Dear Shel Silverstein,
Recently, I heard this quote ‘If you light a lamp for someone it will also brighten your path” (Unknown). When I was little I never really payed attention to the words I heard from a book although I could quote some of the pages as my mom read them When I was Me, it wasn’t about finding a message from the book and using it in my own life. To me it was just a game. Listen to mom read and then pretend to go to bed, and when she would check on me, close my eyes and be quiet. It wasn’t until the night that my dad read The Giving Tree that I actually started to pay close attention. It changed my life forever.
Thank you so much for writing your book. If it weren’t for The Giving Tree, I would have never become who I am today. Not only did it teach me that to be happy you have to make others happy, it also taught me one of the greatest lessons anyone could leam in life. You can never judge someone by who you think they are; you have to know them first. When I reread your book a few weeks ago, it stood out to me just like it did the day my dad read it to me. "I want to buy things and have fun. I want some money?" "I'm sorry," said the tree, "but I have no money. I have only leaves and apples. Take my apples, Boy, and sell them in the city. Then you will have money and you will be happy." This really jumped out at me. Not only did the tree try to make this boy happy when he was being selfish and being needy, she gave up really important things just for him I sat there and struggled with the fact that he was so rude and didn’t even think about the tree, yet the tree had no problem helping him All I could manage to do was think bad things about this boy, but after thinking, I realized that for whatever reason it may be, the tree saw something good in him and still gave him what he asked for. I had judged him all wrong the whole time.
The night my dad walked into my room, set up a camera, and read The Giving Tree to me I do remember sitting in my bed and not listening. He looked up at me and asked if I was listening, and I shyly giggled and said, “No.” Of course, my dad understood the message of the book and wanted me to also, so he looked at me and told me that he wanted me to be the good little girl that he knew, and he wanted me to listen. At that point in my life, I looked up to my dad more than anyone, so I wanted to be just like him, and I listened. After he read the book, he had a long discussion with me about what he had read. I still couldn’t focus though. I asked my dad why he was video taping me, and he said, “Because one day you will be happy to see all of the old memories.” After that, I started to listen as he told me all about when he was little and the fun things he did and what made them so fun. I watch that video periodically, and it reminds me that my dad found his joy in giving. Now, I’m a teenager and my dad lives out of state. I no longer see him more than once a year, and it never crossed my mind to watch that video until I chose this book to write about. I watched it in hopes that I could feel the emotion my dad felt as he watched me grow so much in one night. Lucky me, I got to. It made me realize that at one point what was a simple book about a boy and a tree made me want to be just like the tree.

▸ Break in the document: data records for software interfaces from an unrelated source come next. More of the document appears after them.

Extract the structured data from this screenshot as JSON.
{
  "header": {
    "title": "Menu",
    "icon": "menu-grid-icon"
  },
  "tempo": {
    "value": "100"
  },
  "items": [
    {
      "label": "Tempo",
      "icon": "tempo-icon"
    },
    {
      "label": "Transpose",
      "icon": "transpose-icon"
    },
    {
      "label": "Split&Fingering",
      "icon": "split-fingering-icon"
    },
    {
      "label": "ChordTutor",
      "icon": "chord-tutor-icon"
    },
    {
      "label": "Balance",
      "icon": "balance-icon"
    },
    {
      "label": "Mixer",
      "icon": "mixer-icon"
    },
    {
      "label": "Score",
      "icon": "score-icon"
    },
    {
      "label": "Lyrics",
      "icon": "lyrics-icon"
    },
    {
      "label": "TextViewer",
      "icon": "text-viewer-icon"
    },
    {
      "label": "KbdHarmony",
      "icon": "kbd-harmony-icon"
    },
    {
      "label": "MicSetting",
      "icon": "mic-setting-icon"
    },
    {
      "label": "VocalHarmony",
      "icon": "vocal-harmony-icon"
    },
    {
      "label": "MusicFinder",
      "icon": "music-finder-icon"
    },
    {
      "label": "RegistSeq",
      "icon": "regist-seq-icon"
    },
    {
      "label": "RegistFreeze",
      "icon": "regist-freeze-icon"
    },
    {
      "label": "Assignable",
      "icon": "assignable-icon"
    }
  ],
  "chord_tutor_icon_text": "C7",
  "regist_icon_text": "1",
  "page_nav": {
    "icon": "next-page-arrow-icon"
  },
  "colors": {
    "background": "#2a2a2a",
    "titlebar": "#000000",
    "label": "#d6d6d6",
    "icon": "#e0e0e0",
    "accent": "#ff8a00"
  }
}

All it takes is one simple act of giving to make you and everyone around you happy. You could be giving to a homeless shelter or even putting money in a jar for someone trying to raise money for the firefighters. It doesn’t matter what the deed is or whatever reason you may have done it. What really counts is the fact that you took that twenty seconds to drop money into a jar or the five minutes where you pulled aside the so called “nerd” just to ask what’s wrong and to try and help. Whether we’re giving an item or even a simple smile, we can change the world. That’s something I learned after reading The Giving Tree. Thank you!